**Try it**
Please retype the records below exactly as they appear, leaving out every picture.

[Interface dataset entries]
────────
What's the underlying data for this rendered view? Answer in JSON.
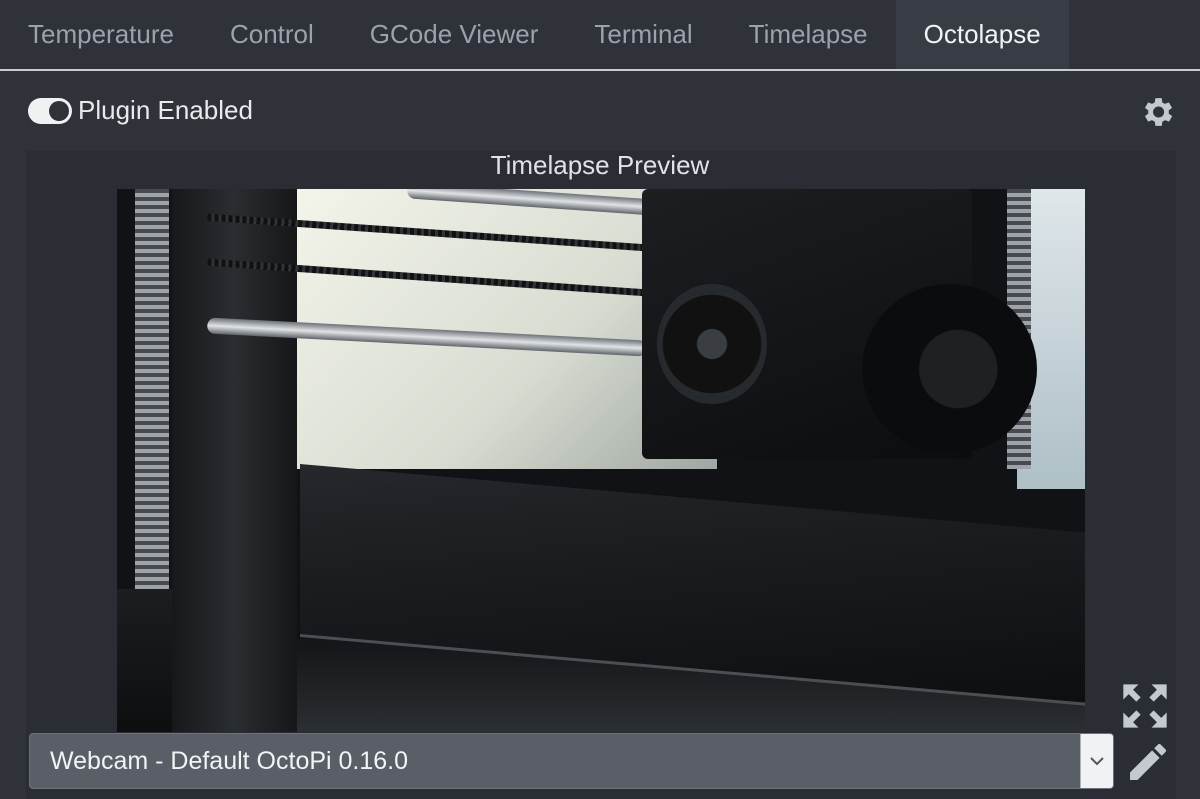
{
  "tabs": [
    {
      "label": "Temperature",
      "active": false
    },
    {
      "label": "Control",
      "active": false
    },
    {
      "label": "GCode Viewer",
      "active": false
    },
    {
      "label": "Terminal",
      "active": false
    },
    {
      "label": "Timelapse",
      "active": false
    },
    {
      "label": "Octolapse",
      "active": true
    }
  ],
  "toolbar": {
    "plugin_toggle_label": "Plugin Enabled",
    "plugin_enabled": true,
    "settings_icon": "gear-icon"
  },
  "preview": {
    "title": "Timelapse Preview"
  },
  "webcam": {
    "selected": "Webcam - Default OctoPi 0.16.0",
    "caret_icon": "chevron-down-icon"
  },
  "icons": {
    "fullscreen": "fullscreen-icon",
    "edit": "pencil-icon"
  },
  "colors": {
    "background": "#2f3238",
    "active_tab": "#383c44",
    "panel": "#2a2d33",
    "icon": "#c4c8cf"
  }
}
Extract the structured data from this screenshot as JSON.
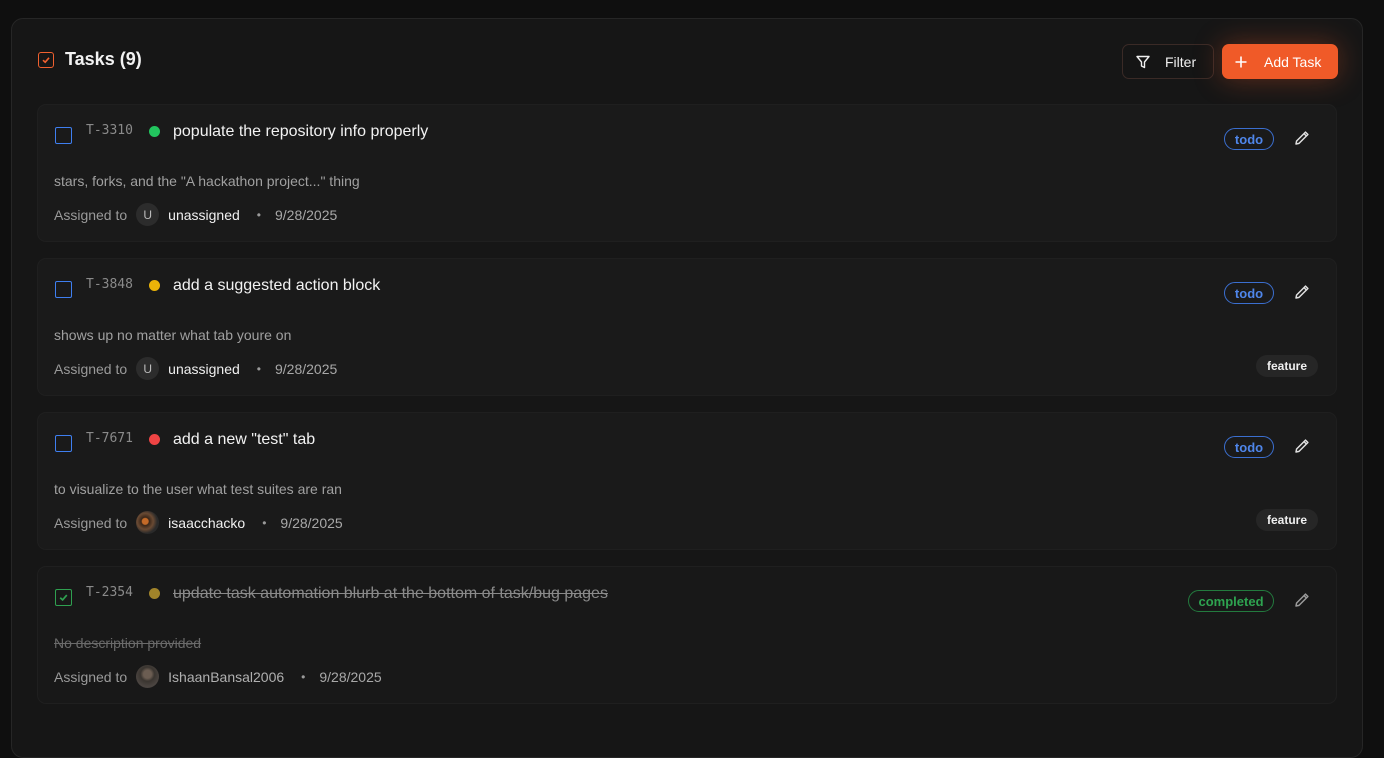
{
  "header": {
    "title": "Tasks (9)",
    "filter_label": "Filter",
    "add_label": "Add Task"
  },
  "colors": {
    "accent": "#f05a28",
    "todo": "#4f86ea",
    "completed": "#2ea350",
    "priority_low": "#22c55e",
    "priority_medium": "#eab308",
    "priority_high": "#ef4444",
    "priority_done": "#a1842a"
  },
  "assigned_label": "Assigned to",
  "tasks": [
    {
      "id": "T-3310",
      "priority": "low",
      "title": "populate the repository info properly",
      "description": "stars, forks, and the \"A hackathon project...\" thing",
      "avatar_initial": "U",
      "assignee": "unassigned",
      "date": "9/28/2025",
      "status": "todo",
      "tag": ""
    },
    {
      "id": "T-3848",
      "priority": "medium",
      "title": "add a suggested action block",
      "description": "shows up no matter what tab youre on",
      "avatar_initial": "U",
      "assignee": "unassigned",
      "date": "9/28/2025",
      "status": "todo",
      "tag": "feature"
    },
    {
      "id": "T-7671",
      "priority": "high",
      "title": "add a new \"test\" tab",
      "description": "to visualize to the user what test suites are ran",
      "avatar_initial": "",
      "assignee": "isaacchacko",
      "date": "9/28/2025",
      "status": "todo",
      "tag": "feature"
    },
    {
      "id": "T-2354",
      "priority": "done",
      "title": "update task automation blurb at the bottom of task/bug pages",
      "description": "No description provided",
      "avatar_initial": "",
      "assignee": "IshaanBansal2006",
      "date": "9/28/2025",
      "status": "completed",
      "tag": ""
    }
  ]
}
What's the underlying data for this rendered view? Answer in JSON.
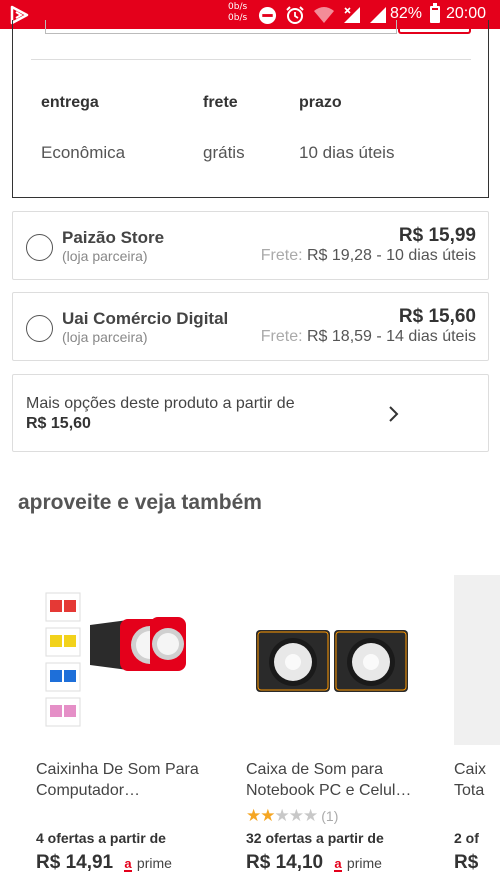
{
  "status_bar": {
    "net_up": "0b/s",
    "net_down": "0b/s",
    "battery": "82%",
    "battery_level": 0.82,
    "time": "20:00",
    "color": "#e4001b"
  },
  "shipping": {
    "headers": {
      "delivery": "entrega",
      "freight": "frete",
      "deadline": "prazo"
    },
    "row": {
      "delivery": "Econômica",
      "freight": "grátis",
      "deadline": "10 dias úteis"
    }
  },
  "sellers": [
    {
      "name": "Paizão Store",
      "tag": "(loja parceira)",
      "price": "R$ 15,99",
      "ship_label": "Frete:",
      "ship_value": "R$ 19,28 - 10 dias úteis"
    },
    {
      "name": "Uai Comércio Digital",
      "tag": "(loja parceira)",
      "price": "R$ 15,60",
      "ship_label": "Frete:",
      "ship_value": "R$ 18,59 - 14 dias úteis"
    }
  ],
  "more_options": {
    "text": "Mais opções deste produto a partir de",
    "price": "R$ 15,60"
  },
  "section_title": "aproveite e veja também",
  "products": [
    {
      "title_line1": "Caixinha De Som Para",
      "title_line2": "Computador…",
      "offers": "4 ofertas a partir de",
      "price": "R$ 14,91",
      "prime_badge": "a",
      "prime_text": "prime"
    },
    {
      "title_line1": "Caixa de Som para",
      "title_line2": "Notebook PC e Celul…",
      "rating": 2,
      "rating_max": 5,
      "rating_count": "(1)",
      "offers": "32 ofertas a partir de",
      "price": "R$ 14,10",
      "prime_badge": "a",
      "prime_text": "prime"
    },
    {
      "title_line1": "Caix",
      "title_line2": "Tota",
      "offers": "2 of",
      "price": "R$"
    }
  ]
}
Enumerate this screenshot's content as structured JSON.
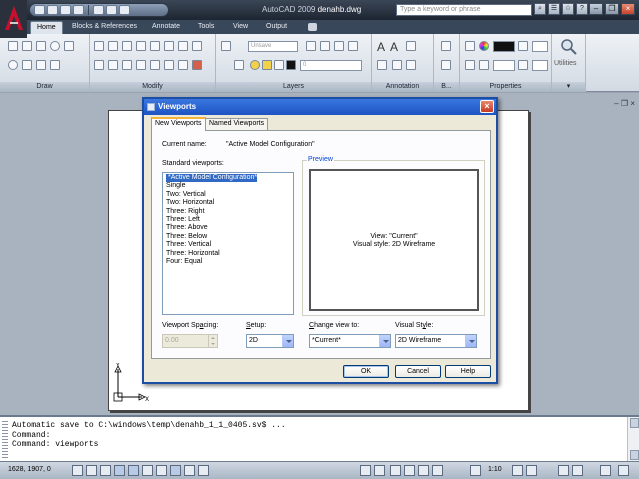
{
  "app": {
    "title_prefix": "AutoCAD 2009",
    "filename": "denahb.dwg",
    "search_placeholder": "Type a keyword or phrase"
  },
  "ribbon": {
    "tabs": [
      "Home",
      "Blocks & References",
      "Annotate",
      "Tools",
      "View",
      "Output"
    ],
    "panels": {
      "draw": "Draw",
      "modify": "Modify",
      "layers": "Layers",
      "annotation": "Annotation",
      "block": "B...",
      "properties": "Properties",
      "utilities": "Utilities"
    },
    "layer_state": "Unsave",
    "layer_current": "0"
  },
  "dialog": {
    "title": "Viewports",
    "tabs": [
      "New Viewports",
      "Named Viewports"
    ],
    "current_name_label": "Current name:",
    "current_name_value": "\"Active Model Configuration\"",
    "standard_label": "Standard viewports:",
    "viewports": [
      "*Active Model Configuration*",
      "Single",
      "Two:  Vertical",
      "Two:  Horizontal",
      "Three: Right",
      "Three: Left",
      "Three: Above",
      "Three: Below",
      "Three: Vertical",
      "Three: Horizontal",
      "Four: Equal"
    ],
    "preview_label": "Preview",
    "preview_line1": "View: \"Current\"",
    "preview_line2": "Visual style: 2D Wireframe",
    "spacing_label_a": "Viewport Sp",
    "spacing_label_u": "a",
    "spacing_label_b": "cing:",
    "spacing_value": "0.00",
    "setup_label_u": "S",
    "setup_label_b": "etup:",
    "setup_value": "2D",
    "change_view_u": "C",
    "change_view_b": "hange view to:",
    "change_view_value": "*Current*",
    "visual_style_a": "Visual St",
    "visual_style_u": "y",
    "visual_style_b": "le:",
    "visual_style_value": "2D Wireframe",
    "ok": "OK",
    "cancel": "Cancel",
    "help": "Help"
  },
  "command_line": [
    "Automatic save to C:\\windows\\temp\\denahb_1_1_0405.sv$ ...",
    "Command:",
    "Command: viewports"
  ],
  "status": {
    "coords": "1628, 1907, 0",
    "zoom": "1:10"
  },
  "colors": {
    "dialog_title": "#1d53c2",
    "selection": "#316ac5",
    "app_logo": "#c8102e"
  }
}
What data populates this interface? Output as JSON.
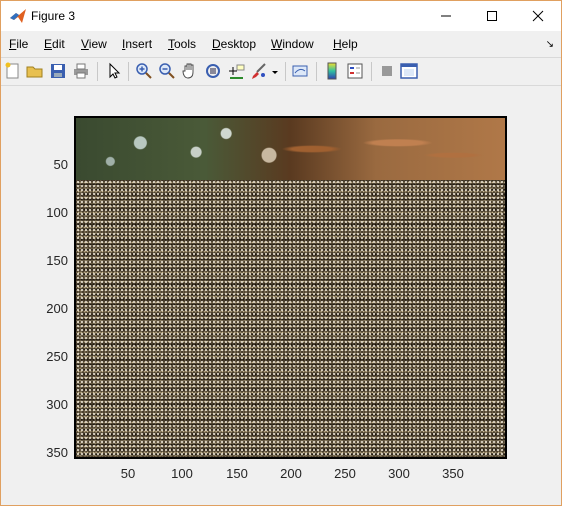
{
  "window": {
    "title": "Figure 3"
  },
  "menu": {
    "items": [
      {
        "key": "F",
        "rest": "ile"
      },
      {
        "key": "E",
        "rest": "dit"
      },
      {
        "key": "V",
        "rest": "iew"
      },
      {
        "key": "I",
        "rest": "nsert"
      },
      {
        "key": "T",
        "rest": "ools"
      },
      {
        "key": "D",
        "rest": "esktop"
      },
      {
        "key": "W",
        "rest": "indow"
      },
      {
        "key": "H",
        "rest": "elp"
      }
    ]
  },
  "toolbar": {
    "icons": [
      "new-figure",
      "open-file",
      "save",
      "print",
      "select-arrow",
      "zoom-in",
      "zoom-out",
      "pan",
      "rotate-3d",
      "data-cursor",
      "brush",
      "brush-dropdown",
      "link-plot",
      "colorbar",
      "legend",
      "hide-plot-tools",
      "show-plot-tools"
    ]
  },
  "axes": {
    "yticks": [
      "50",
      "100",
      "150",
      "200",
      "250",
      "300",
      "350"
    ],
    "xticks": [
      "50",
      "100",
      "150",
      "200",
      "250",
      "300",
      "350"
    ]
  }
}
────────
**Solution**
What's the underlying data for this rendered view? Answer in JSON.
{
  "tabs": [
    {
      "label": "Temperature",
      "active": false
    },
    {
      "label": "Control",
      "active": false
    },
    {
      "label": "GCode Viewer",
      "active": false
    },
    {
      "label": "Terminal",
      "active": false
    },
    {
      "label": "Timelapse",
      "active": false
    },
    {
      "label": "Octolapse",
      "active": true
    }
  ],
  "toolbar": {
    "plugin_toggle_label": "Plugin Enabled",
    "plugin_enabled": true,
    "settings_icon": "gear-icon"
  },
  "preview": {
    "title": "Timelapse Preview"
  },
  "webcam": {
    "selected": "Webcam - Default OctoPi 0.16.0",
    "caret_icon": "chevron-down-icon"
  },
  "icons": {
    "fullscreen": "fullscreen-icon",
    "edit": "pencil-icon"
  },
  "colors": {
    "background": "#2f3238",
    "active_tab": "#383c44",
    "panel": "#2a2d33",
    "icon": "#c4c8cf"
  }
}
Extract the structured data from this screenshot as JSON.
{
  "header": {
    "title": "Tasks (9)",
    "filter_label": "Filter",
    "add_label": "Add Task"
  },
  "colors": {
    "accent": "#f05a28",
    "todo": "#4f86ea",
    "completed": "#2ea350",
    "priority_low": "#22c55e",
    "priority_medium": "#eab308",
    "priority_high": "#ef4444",
    "priority_done": "#a1842a"
  },
  "assigned_label": "Assigned to",
  "tasks": [
    {
      "id": "T-3310",
      "priority": "low",
      "title": "populate the repository info properly",
      "description": "stars, forks, and the \"A hackathon project...\" thing",
      "avatar_initial": "U",
      "assignee": "unassigned",
      "date": "9/28/2025",
      "status": "todo",
      "tag": ""
    },
    {
      "id": "T-3848",
      "priority": "medium",
      "title": "add a suggested action block",
      "description": "shows up no matter what tab youre on",
      "avatar_initial": "U",
      "assignee": "unassigned",
      "date": "9/28/2025",
      "status": "todo",
      "tag": "feature"
    },
    {
      "id": "T-7671",
      "priority": "high",
      "title": "add a new \"test\" tab",
      "description": "to visualize to the user what test suites are ran",
      "avatar_initial": "",
      "assignee": "isaacchacko",
      "date": "9/28/2025",
      "status": "todo",
      "tag": "feature"
    },
    {
      "id": "T-2354",
      "priority": "done",
      "title": "update task automation blurb at the bottom of task/bug pages",
      "description": "No description provided",
      "avatar_initial": "",
      "assignee": "IshaanBansal2006",
      "date": "9/28/2025",
      "status": "completed",
      "tag": ""
    }
  ]
}
What's the underlying data for this rendered view? Answer in JSON.
{
  "status_bar": {
    "net_up": "0b/s",
    "net_down": "0b/s",
    "battery": "82%",
    "battery_level": 0.82,
    "time": "20:00",
    "color": "#e4001b"
  },
  "shipping": {
    "headers": {
      "delivery": "entrega",
      "freight": "frete",
      "deadline": "prazo"
    },
    "row": {
      "delivery": "Econômica",
      "freight": "grátis",
      "deadline": "10 dias úteis"
    }
  },
  "sellers": [
    {
      "name": "Paizão Store",
      "tag": "(loja parceira)",
      "price": "R$ 15,99",
      "ship_label": "Frete:",
      "ship_value": "R$ 19,28 - 10 dias úteis"
    },
    {
      "name": "Uai Comércio Digital",
      "tag": "(loja parceira)",
      "price": "R$ 15,60",
      "ship_label": "Frete:",
      "ship_value": "R$ 18,59 - 14 dias úteis"
    }
  ],
  "more_options": {
    "text": "Mais opções deste produto a partir de",
    "price": "R$ 15,60"
  },
  "section_title": "aproveite e veja também",
  "products": [
    {
      "title_line1": "Caixinha De Som Para",
      "title_line2": "Computador…",
      "offers": "4 ofertas a partir de",
      "price": "R$ 14,91",
      "prime_badge": "a",
      "prime_text": "prime"
    },
    {
      "title_line1": "Caixa de Som para",
      "title_line2": "Notebook PC e Celul…",
      "rating": 2,
      "rating_max": 5,
      "rating_count": "(1)",
      "offers": "32 ofertas a partir de",
      "price": "R$ 14,10",
      "prime_badge": "a",
      "prime_text": "prime"
    },
    {
      "title_line1": "Caix",
      "title_line2": "Tota",
      "offers": "2 of",
      "price": "R$"
    }
  ]
}
Enumerate this screenshot's content as structured JSON.
{
  "app": {
    "title_prefix": "AutoCAD 2009",
    "filename": "denahb.dwg",
    "search_placeholder": "Type a keyword or phrase"
  },
  "ribbon": {
    "tabs": [
      "Home",
      "Blocks & References",
      "Annotate",
      "Tools",
      "View",
      "Output"
    ],
    "panels": {
      "draw": "Draw",
      "modify": "Modify",
      "layers": "Layers",
      "annotation": "Annotation",
      "block": "B...",
      "properties": "Properties",
      "utilities": "Utilities"
    },
    "layer_state": "Unsave",
    "layer_current": "0"
  },
  "dialog": {
    "title": "Viewports",
    "tabs": [
      "New Viewports",
      "Named Viewports"
    ],
    "current_name_label": "Current name:",
    "current_name_value": "\"Active Model Configuration\"",
    "standard_label": "Standard viewports:",
    "viewports": [
      "*Active Model Configuration*",
      "Single",
      "Two:  Vertical",
      "Two:  Horizontal",
      "Three: Right",
      "Three: Left",
      "Three: Above",
      "Three: Below",
      "Three: Vertical",
      "Three: Horizontal",
      "Four: Equal"
    ],
    "preview_label": "Preview",
    "preview_line1": "View: \"Current\"",
    "preview_line2": "Visual style: 2D Wireframe",
    "spacing_label_a": "Viewport Sp",
    "spacing_label_u": "a",
    "spacing_label_b": "cing:",
    "spacing_value": "0.00",
    "setup_label_u": "S",
    "setup_label_b": "etup:",
    "setup_value": "2D",
    "change_view_u": "C",
    "change_view_b": "hange view to:",
    "change_view_value": "*Current*",
    "visual_style_a": "Visual St",
    "visual_style_u": "y",
    "visual_style_b": "le:",
    "visual_style_value": "2D Wireframe",
    "ok": "OK",
    "cancel": "Cancel",
    "help": "Help"
  },
  "command_line": [
    "Automatic save to C:\\windows\\temp\\denahb_1_1_0405.sv$ ...",
    "Command:",
    "Command: viewports"
  ],
  "status": {
    "coords": "1628, 1907, 0",
    "zoom": "1:10"
  },
  "colors": {
    "dialog_title": "#1d53c2",
    "selection": "#316ac5",
    "app_logo": "#c8102e"
  }
}
What data populates this interface? Output as JSON.
{
  "window": {
    "title": "Figure 3"
  },
  "menu": {
    "items": [
      {
        "key": "F",
        "rest": "ile"
      },
      {
        "key": "E",
        "rest": "dit"
      },
      {
        "key": "V",
        "rest": "iew"
      },
      {
        "key": "I",
        "rest": "nsert"
      },
      {
        "key": "T",
        "rest": "ools"
      },
      {
        "key": "D",
        "rest": "esktop"
      },
      {
        "key": "W",
        "rest": "indow"
      },
      {
        "key": "H",
        "rest": "elp"
      }
    ]
  },
  "toolbar": {
    "icons": [
      "new-figure",
      "open-file",
      "save",
      "print",
      "select-arrow",
      "zoom-in",
      "zoom-out",
      "pan",
      "rotate-3d",
      "data-cursor",
      "brush",
      "brush-dropdown",
      "link-plot",
      "colorbar",
      "legend",
      "hide-plot-tools",
      "show-plot-tools"
    ]
  },
  "axes": {
    "yticks": [
      "50",
      "100",
      "150",
      "200",
      "250",
      "300",
      "350"
    ],
    "xticks": [
      "50",
      "100",
      "150",
      "200",
      "250",
      "300",
      "350"
    ]
  }
}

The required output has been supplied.